The perfect buyer for this site is someone that understands how to put a successful business model behind this idea. The development work and some pretty critical market research has already been completed. I’m seeing this more and more, businesses selling on Flippa that started-out as big ideas and still have the chance to be big, but not with the person who created them.
In this case, the owner of ClientLunchBox.com is pretty smart guy who has been on Mixergy.com before and definitely knows his stuff. He is throwing in three months of consulting from him to flesh-out your business model and turn the app into everything that it can be. For someone with good sales/marketing experience this could be a great opportunity. Just think, they could easily spend over $3,000 getting this developed, what they are buying here is ready to go.
The auction ended with 32 bids from 22 bidders and started at $100 one month ago. I think most people would look at this auction and think that the seller loses because he put his time and money into building it and sold for peanuts. However, it’s important to remember that most entrepreneurs fail, a lot. When they fail they learn valuable lessons but rarely make money through the failure.
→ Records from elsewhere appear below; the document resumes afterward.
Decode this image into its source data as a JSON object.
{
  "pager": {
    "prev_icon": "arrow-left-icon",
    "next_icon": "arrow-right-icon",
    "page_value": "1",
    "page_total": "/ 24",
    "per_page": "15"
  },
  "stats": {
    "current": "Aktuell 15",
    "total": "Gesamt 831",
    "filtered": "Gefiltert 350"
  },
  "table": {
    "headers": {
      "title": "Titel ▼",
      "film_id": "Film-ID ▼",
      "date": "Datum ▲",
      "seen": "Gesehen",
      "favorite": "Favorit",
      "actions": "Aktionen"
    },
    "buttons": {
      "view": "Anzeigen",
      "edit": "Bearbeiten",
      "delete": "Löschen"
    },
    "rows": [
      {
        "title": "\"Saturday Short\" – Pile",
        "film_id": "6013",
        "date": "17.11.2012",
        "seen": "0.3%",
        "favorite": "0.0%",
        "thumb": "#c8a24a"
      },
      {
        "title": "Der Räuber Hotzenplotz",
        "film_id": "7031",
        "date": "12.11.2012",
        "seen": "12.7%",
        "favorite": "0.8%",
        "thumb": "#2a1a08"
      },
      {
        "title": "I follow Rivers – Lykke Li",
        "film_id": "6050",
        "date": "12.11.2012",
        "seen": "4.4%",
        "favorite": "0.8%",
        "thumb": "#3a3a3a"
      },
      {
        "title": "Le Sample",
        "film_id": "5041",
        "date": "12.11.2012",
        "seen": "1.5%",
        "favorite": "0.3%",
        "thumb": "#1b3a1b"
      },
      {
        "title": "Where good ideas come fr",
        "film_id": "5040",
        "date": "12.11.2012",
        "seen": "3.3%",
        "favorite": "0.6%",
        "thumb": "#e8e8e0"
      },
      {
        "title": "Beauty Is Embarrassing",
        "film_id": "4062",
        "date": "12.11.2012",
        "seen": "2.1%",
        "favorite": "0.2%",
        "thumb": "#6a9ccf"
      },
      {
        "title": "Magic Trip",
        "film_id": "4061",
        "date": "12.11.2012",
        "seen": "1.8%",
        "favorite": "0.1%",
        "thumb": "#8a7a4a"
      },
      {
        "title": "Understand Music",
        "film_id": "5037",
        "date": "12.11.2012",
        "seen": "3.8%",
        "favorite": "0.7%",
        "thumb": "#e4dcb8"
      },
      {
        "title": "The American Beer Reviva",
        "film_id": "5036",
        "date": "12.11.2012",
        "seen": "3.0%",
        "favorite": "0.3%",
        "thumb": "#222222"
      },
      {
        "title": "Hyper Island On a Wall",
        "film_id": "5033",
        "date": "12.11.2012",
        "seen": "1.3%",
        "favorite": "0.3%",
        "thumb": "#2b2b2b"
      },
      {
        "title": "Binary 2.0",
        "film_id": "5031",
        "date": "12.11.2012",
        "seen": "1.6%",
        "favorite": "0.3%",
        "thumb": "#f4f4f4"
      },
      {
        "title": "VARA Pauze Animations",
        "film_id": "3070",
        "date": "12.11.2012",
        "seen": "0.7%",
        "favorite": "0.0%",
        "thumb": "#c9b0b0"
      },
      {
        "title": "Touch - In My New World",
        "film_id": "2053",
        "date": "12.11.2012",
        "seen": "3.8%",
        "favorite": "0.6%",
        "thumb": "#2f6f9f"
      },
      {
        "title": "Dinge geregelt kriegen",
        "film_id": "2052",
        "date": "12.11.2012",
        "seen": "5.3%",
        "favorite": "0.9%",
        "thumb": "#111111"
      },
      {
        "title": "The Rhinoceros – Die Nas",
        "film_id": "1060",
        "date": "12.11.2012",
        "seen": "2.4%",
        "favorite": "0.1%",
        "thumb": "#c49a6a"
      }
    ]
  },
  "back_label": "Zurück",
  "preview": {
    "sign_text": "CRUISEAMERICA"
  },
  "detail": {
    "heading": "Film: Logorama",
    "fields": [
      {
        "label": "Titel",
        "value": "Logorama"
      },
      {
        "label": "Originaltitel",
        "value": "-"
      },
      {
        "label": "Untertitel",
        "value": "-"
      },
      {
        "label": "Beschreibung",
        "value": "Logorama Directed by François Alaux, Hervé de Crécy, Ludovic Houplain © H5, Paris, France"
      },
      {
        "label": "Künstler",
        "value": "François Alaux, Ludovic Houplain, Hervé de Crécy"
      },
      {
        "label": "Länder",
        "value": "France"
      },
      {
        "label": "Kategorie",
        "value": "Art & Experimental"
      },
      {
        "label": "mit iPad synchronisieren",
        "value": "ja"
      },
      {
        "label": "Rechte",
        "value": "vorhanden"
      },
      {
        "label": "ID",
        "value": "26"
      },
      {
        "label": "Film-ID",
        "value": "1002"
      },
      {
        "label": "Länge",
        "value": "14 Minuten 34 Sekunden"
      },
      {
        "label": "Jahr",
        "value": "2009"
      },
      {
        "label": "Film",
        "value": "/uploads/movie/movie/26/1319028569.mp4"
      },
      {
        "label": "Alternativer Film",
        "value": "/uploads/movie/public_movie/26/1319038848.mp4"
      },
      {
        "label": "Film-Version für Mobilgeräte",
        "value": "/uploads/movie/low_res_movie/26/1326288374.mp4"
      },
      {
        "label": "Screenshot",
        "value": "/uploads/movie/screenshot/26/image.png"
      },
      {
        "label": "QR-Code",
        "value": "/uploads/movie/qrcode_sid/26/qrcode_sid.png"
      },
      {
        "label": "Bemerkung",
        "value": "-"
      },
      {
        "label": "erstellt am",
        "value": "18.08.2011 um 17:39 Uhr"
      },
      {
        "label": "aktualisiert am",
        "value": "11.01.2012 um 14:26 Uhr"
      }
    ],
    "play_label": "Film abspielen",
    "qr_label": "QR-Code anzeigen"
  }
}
In this auction the seller tried something, learned more about the market, failed, and now make a few thousand bucks from the failure.
When I see sales like these I think of all my friends with a solid sales/marketing background that are too scared to hop into software game because development is too mysterious to them. It’s a bit like me when I go to the mechanic. Not only do I not know what the parts are called, I have no idea how much they cost. Most pure business people don’t know the differences between Ruby on Rails and PHP, or the best way to embed videos on a website. This is fine, but it means hiring people and potentially getting overcharged or not ending-up with what you were looking for.
For someone with a sales/marketing background looking to start a service like ClientLunchBox.com, this could be a perfect fit. They don’t have to estimate the costs to create the entire platform, the work has been done. The product is there, now the question is, does the buyer have a model for turning that product into a real business?